*WORK TO BE COMPLETED*
Return each line of the listing that contains the string "States".

•••

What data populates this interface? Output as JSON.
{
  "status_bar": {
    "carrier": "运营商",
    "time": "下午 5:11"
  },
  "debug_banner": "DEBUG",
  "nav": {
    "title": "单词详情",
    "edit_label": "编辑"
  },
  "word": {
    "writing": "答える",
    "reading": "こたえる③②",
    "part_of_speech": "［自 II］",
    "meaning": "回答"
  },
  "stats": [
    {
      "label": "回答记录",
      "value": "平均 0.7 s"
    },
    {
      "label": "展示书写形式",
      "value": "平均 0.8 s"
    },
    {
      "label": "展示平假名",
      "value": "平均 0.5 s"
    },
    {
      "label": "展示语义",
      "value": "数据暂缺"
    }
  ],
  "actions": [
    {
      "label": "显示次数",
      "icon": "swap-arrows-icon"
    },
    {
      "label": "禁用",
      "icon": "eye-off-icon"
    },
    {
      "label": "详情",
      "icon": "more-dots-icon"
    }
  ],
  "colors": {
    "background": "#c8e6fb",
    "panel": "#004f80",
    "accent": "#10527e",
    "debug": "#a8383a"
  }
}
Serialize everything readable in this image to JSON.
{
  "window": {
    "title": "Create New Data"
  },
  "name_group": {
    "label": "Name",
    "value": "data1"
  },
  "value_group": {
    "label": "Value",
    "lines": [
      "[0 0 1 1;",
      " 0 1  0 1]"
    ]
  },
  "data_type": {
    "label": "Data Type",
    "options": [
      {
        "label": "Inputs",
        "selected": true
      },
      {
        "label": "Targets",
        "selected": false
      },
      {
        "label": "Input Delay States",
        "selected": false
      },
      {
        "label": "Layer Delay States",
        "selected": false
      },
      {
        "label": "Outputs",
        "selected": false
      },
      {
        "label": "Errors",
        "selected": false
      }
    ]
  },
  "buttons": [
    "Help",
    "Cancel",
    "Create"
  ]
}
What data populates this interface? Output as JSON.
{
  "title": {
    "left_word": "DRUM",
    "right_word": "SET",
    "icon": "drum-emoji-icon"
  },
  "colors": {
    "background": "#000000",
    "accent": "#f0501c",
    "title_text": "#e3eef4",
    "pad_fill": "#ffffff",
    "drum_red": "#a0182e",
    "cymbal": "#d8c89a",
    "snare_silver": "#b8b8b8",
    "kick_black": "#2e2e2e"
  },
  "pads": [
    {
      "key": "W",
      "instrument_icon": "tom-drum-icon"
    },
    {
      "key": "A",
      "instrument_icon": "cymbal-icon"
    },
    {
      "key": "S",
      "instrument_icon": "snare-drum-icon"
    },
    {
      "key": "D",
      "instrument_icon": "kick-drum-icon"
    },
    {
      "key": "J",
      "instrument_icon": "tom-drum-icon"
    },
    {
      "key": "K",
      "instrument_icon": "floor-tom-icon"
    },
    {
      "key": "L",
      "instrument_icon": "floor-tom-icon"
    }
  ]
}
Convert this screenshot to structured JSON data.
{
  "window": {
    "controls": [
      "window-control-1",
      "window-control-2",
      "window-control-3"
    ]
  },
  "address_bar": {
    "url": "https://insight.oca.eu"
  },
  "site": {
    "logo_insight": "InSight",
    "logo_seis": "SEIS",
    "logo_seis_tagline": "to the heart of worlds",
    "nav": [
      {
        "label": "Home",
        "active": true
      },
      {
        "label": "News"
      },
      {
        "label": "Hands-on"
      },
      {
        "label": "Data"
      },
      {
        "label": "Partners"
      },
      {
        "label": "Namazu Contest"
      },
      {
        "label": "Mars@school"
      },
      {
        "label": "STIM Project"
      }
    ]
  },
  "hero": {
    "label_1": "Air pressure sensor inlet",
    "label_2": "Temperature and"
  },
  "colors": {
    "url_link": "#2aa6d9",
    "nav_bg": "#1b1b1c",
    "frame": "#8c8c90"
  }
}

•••

*TASK RESULT*
        "label": "Input Delay States",
        "label": "Layer Delay States",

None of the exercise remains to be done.